On 3 July 2015 the Court of Appeal handed down judgment in Brownlie v Four Seasons Holdings Inc  EWCA Civ 665 a fatal road traffic accident and personal injury claim arising out of an “off-package” excursion contract performed in Egypt. In largely dismissing the Defendant’s appeal against the Order of Tugendhat J ( EWHC 273 (QB)), the Court held that the Claimant was permitted to pursue her claims in contract and for loss of dependency (pursuant to the Fatal Accidents Act 1976) in the English Courts.
The Court also concluded (surprisingly) that “damage … sustained within the jurisdiction” for the purposes of CPR Part 6, PD 6B, para 3.1(9) was, in a personal injury context, referable only to direct injury/damage sustained in the jurisdiction where the tort was committed. The first instance line of High Court authority commencing with Booth v Phillips  1 WLR 3292 (QB) and Cooley v Ramsey  EWHC 129 was doubted and, effectively, overruled.
The losing Defendant was granted permission to appeal by the Supreme Court, following which the Claimant was granted permission to appeal the rejection of the Claimant’s claims which were founded on losses sustained by the estate of the Deceased.

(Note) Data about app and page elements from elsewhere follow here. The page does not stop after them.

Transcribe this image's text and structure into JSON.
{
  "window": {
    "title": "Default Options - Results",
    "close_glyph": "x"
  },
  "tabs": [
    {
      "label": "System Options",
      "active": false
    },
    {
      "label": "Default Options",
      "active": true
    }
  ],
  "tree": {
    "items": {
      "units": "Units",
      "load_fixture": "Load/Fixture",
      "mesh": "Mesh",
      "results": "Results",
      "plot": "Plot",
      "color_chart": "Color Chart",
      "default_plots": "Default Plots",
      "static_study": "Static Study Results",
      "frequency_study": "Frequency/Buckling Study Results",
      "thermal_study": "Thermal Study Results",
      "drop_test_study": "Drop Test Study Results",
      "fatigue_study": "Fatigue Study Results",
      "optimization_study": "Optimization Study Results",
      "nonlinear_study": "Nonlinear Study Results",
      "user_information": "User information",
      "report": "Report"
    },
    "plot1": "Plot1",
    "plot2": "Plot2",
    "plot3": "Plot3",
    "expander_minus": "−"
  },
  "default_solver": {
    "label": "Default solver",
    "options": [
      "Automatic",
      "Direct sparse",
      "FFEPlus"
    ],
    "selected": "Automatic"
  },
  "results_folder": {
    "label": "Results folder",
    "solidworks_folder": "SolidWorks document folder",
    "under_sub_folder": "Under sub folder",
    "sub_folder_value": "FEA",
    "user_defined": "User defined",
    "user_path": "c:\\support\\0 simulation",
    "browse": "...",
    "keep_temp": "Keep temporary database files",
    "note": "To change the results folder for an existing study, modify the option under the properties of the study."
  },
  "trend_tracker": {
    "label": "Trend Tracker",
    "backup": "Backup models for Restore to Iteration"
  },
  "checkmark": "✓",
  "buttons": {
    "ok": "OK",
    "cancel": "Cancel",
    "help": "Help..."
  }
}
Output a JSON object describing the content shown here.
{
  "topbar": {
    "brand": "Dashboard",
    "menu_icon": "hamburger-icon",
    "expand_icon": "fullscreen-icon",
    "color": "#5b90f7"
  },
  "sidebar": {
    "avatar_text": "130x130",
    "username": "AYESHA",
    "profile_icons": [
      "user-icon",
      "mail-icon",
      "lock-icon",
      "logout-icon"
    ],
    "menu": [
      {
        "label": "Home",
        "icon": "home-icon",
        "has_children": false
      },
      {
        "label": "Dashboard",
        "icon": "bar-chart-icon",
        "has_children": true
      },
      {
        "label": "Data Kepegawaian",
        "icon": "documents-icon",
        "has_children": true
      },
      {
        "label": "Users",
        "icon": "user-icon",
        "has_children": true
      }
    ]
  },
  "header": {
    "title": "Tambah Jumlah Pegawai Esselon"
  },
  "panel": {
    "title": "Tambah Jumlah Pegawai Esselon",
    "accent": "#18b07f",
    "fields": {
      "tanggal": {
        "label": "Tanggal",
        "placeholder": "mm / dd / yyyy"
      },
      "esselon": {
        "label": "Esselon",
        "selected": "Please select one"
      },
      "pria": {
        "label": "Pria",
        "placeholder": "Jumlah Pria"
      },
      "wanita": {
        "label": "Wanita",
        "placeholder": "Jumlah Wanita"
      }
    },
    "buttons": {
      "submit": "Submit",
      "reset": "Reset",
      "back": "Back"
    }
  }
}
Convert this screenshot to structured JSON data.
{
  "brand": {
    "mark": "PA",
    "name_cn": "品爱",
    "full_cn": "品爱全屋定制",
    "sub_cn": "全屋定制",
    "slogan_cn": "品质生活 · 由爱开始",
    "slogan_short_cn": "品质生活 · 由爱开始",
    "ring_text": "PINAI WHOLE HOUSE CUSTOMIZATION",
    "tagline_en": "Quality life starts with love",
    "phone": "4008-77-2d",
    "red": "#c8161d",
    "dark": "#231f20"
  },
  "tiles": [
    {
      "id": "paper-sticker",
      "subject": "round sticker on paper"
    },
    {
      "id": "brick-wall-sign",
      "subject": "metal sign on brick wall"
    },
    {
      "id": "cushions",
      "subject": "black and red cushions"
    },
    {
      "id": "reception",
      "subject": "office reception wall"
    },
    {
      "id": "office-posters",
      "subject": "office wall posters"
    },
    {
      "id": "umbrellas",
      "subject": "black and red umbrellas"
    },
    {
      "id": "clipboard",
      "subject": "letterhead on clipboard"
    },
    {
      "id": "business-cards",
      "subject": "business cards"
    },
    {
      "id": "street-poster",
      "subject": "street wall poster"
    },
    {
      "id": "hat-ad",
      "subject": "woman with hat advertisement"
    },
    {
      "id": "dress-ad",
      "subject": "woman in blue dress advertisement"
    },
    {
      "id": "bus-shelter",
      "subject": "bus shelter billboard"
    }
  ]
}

John Ross QC and Matthew Chapman of 1 Chancery Lane (instructed by Messrs Kingsley Napley) acted for the successful Claimant. Permission to appeal to the Supreme Court has been granted and the appeal is likely to be heard towards the end of May 2017.